FDA Responds to Criticism of Medical Device 510(k) Third-Party Review Program

On Friday, October 10, 2019, the US Food and Drug Administration (FDA) issued a notice responding to stakeholder comments to its draft guidance — “510(k) Third-Party Review Program; Draft Guidance for Industry, Food and Drug Administration Staff, and Third-Party Review Organizations” issued September 2018 — reiterating that the program “benefits the public health by allowing new, low-to-moderate risk devices to obtain FDA-equivalent review while enabling FDA to focus more resources on higher risk and more complex devices that necessitate more rigorous review”.

FDA’s implementation of section 523 of the FD&C Act (21 U.S.C. 360m) established a process for authorizing qualified third parties (3PRO) to perform initial reviews of premarket notification (510(k)) submissions for low-to-moderate risk medical devices. In the recently published notice, FDA explains the “objective is for the 3PRO to provide a review equivalent to that of an FDA reviewer, including making a recommendation, which it submits to FDA. FDA reviews that information to make a final determination of substantial equivalence and where appropriate, FDA will limit its review to a supervisory-level review. Therefore, the burden to demonstrate substantial equivalence remains unchanged.”

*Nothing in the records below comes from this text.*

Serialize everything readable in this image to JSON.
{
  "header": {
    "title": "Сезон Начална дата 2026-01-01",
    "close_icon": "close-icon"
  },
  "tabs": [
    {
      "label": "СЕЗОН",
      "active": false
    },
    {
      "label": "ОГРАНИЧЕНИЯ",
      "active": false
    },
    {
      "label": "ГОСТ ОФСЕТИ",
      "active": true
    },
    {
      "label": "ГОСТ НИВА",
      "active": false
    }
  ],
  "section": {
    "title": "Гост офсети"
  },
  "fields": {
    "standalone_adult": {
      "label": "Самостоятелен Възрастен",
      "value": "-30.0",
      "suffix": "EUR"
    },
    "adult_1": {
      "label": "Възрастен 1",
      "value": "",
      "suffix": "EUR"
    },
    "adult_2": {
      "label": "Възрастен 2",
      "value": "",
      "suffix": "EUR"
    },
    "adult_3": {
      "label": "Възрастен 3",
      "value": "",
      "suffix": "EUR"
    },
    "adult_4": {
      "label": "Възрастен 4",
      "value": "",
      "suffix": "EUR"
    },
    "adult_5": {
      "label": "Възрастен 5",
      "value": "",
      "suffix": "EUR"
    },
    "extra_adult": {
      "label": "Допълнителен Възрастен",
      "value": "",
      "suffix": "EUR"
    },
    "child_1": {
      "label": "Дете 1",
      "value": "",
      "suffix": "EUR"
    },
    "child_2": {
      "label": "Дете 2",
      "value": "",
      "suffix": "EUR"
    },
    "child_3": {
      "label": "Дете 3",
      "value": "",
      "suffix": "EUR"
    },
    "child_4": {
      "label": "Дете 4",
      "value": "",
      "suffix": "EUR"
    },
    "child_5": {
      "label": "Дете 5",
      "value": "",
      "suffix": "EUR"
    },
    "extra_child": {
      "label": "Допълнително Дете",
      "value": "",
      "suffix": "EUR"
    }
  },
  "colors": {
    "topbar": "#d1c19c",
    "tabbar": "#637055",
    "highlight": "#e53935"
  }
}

FDA also clarifies that “3PROs should provide copies of written communications between the 510(k) submitter and the 3PRO” to the FDA, allowing the Agency to “understand and evaluate whether the 3PRO conducted an FDA-equivalent review” and3PROS “should be involved in any discussions between FDA and the 510(k) submitter regarding the request for additional information. . . whereas their involvement in those discussions ensures the response is evaluated in a timely and efficient manner.”

FDA has also informed that additional revisions to the 2018 draft guidance, have been submitted to the Office of Management and Budget.